There’s a whole new world of possibility in store for Kay-Nah-Chi-Wah-Nung Historical Centre thanks to a new agreement signed last week with Lakehead University.
Following the presentation of a new student-led and traditionally-made canoe at the centre, also known as the Manitou Mounds, on Thursday, June 22, 2023, a special memorandum of understanding (MoU) was signed by Rainy River First Nations chief Marcel Horton, Mounds grant manager and archivist Jessie Richard and Lakehead University vice-provost of Indigenous initiatives Denise Baxter. According to Richard, the plan before and since her arrival at the Mounds has always been to try and expand the types of professional and educational opportunities that can be done out at the Mounds.
“Since before I got here, before a year ago, there’s been a want and need to create more of a partnership with Lakehead,” she explained.
“Lakehead students come here quite often, especially their law students. They come here for a couple of days to a week and they camp out and they kind of just enjoy land-based activities and land-based education. We have a lot of really big dreams here at the centre, and one of them is to make it into a research and education space.”
In those dreams, Richard said Lakehead students who are pursuing master’s, PhDs, or even just undergraduate programs, could intern or do co-op placements at the centre to work and conduct their research.

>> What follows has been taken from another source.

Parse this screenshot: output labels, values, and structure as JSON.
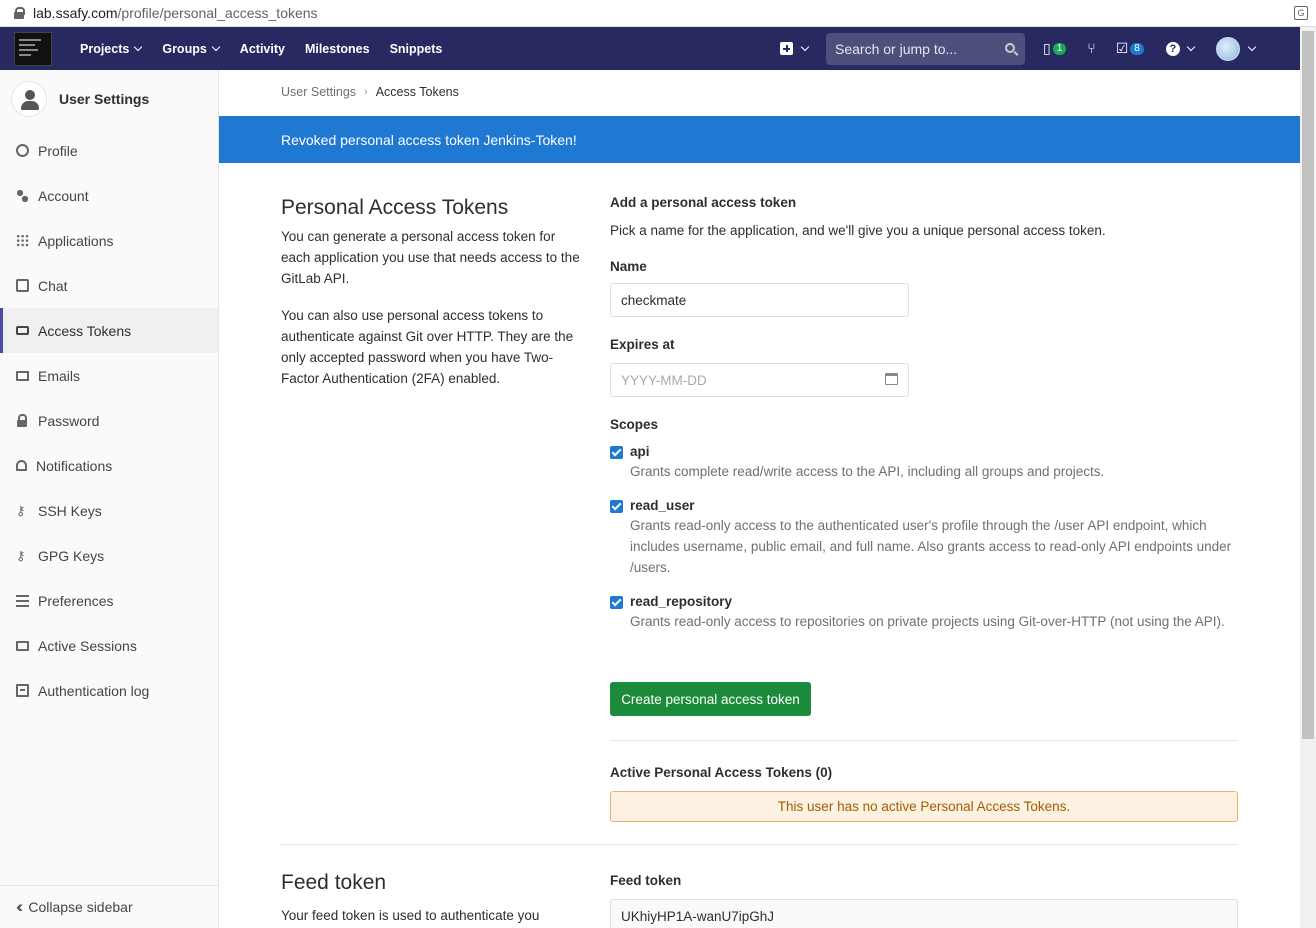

One of the major benefits to those students, Richard said, is just the sheer amount of diversity the mounds have to offer.
“That’s the really cool thing about this place, is that we have so many different kinds of ecosystems here,” she said.
“We are on sacred space, we have an incredible roaring river in front of us. So really, every department of Lakehead could have a possible internship or a possible entryway to being here with us for short or long term.”
As previously mentioned, some collaboration between the Mounds and Lakehead have been ongoing for some time, with Baxter noting that the MoU really just formalizes the partnership, but also allows for more and greater collaboration in the future.
“We’ve been doing work with Manitou Mounds for a number of years, but it just really formalizes some of the work that we’ve committed to doing together like collaboration, building stronger relationships, working with this particular centre in person,” Baxter said.
“We’ll be having a steering committee where we have staff and faculty working with Rainy River First Nations staff, and then we will be, from there, deciding what projects that will move forward. But it’s really about sharing culture, providing opportunities to students, and economic opportunities for the region as well.”
With an MoU in place, Richard said she’s excited to see the new faces that will come through the centre as researchers, interns, and more come to learn more about the area and discover all that the mounds have to offer.
“I’m very confident to say that we all want this space to become more of a research and an education-based space, especially on land-based education,” she said.
“So opening those doors to programming and to classes and to experiential education on the ground and with the community and rare plants and all of these things I think will be a really awesome way for students and people to be able to explore Canada as well. That being said, there’s no limit. I would love to see arts programs here, or resident artists. We’re working on lots of big plans right now, but this is an awesome first step, for sure.”